What is needed here is an exact copy of every record below.

MATERIAL FOR THIS EXERCISE:
__________
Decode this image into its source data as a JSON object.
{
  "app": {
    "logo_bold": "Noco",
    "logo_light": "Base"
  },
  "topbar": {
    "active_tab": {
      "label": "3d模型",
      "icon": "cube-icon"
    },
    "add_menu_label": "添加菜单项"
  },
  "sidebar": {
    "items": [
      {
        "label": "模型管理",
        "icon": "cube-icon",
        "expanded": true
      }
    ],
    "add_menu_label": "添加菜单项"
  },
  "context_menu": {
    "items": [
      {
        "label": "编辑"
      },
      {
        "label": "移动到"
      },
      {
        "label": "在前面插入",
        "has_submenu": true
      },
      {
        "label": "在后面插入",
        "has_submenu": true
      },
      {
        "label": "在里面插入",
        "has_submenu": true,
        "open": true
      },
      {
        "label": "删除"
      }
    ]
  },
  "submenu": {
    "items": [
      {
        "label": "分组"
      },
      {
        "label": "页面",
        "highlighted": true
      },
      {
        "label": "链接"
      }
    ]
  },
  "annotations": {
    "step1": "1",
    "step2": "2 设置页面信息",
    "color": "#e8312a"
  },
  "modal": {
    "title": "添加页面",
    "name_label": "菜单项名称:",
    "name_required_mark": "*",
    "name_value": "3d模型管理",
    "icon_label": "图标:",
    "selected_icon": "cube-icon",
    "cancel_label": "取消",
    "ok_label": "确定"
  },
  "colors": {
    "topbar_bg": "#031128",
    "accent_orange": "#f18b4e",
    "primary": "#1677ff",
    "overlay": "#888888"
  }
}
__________
EXPECTED ANSWER:
Decode this image into its source data as a JSON object.
{
  "app": {
    "logo_bold": "Noco",
    "logo_light": "Base"
  },
  "topbar": {
    "active_tab": {
      "label": "3d模型",
      "icon": "cube-icon"
    },
    "add_menu_label": "添加菜单项"
  },
  "sidebar": {
    "items": [
      {
        "label": "模型管理",
        "icon": "cube-icon",
        "expanded": true
      }
    ],
    "add_menu_label": "添加菜单项"
  },
  "context_menu": {
    "items": [
      {
        "label": "编辑"
      },
      {
        "label": "移动到"
      },
      {
        "label": "在前面插入",
        "has_submenu": true
      },
      {
        "label": "在后面插入",
        "has_submenu": true
      },
      {
        "label": "在里面插入",
        "has_submenu": true,
        "open": true
      },
      {
        "label": "删除"
      }
    ]
  },
  "submenu": {
    "items": [
      {
        "label": "分组"
      },
      {
        "label": "页面",
        "highlighted": true
      },
      {
        "label": "链接"
      }
    ]
  },
  "annotations": {
    "step1": "1",
    "step2": "2 设置页面信息",
    "color": "#e8312a"
  },
  "modal": {
    "title": "添加页面",
    "name_label": "菜单项名称:",
    "name_required_mark": "*",
    "name_value": "3d模型管理",
    "icon_label": "图标:",
    "selected_icon": "cube-icon",
    "cancel_label": "取消",
    "ok_label": "确定"
  },
  "colors": {
    "topbar_bg": "#031128",
    "accent_orange": "#f18b4e",
    "primary": "#1677ff",
    "overlay": "#888888"
  }
}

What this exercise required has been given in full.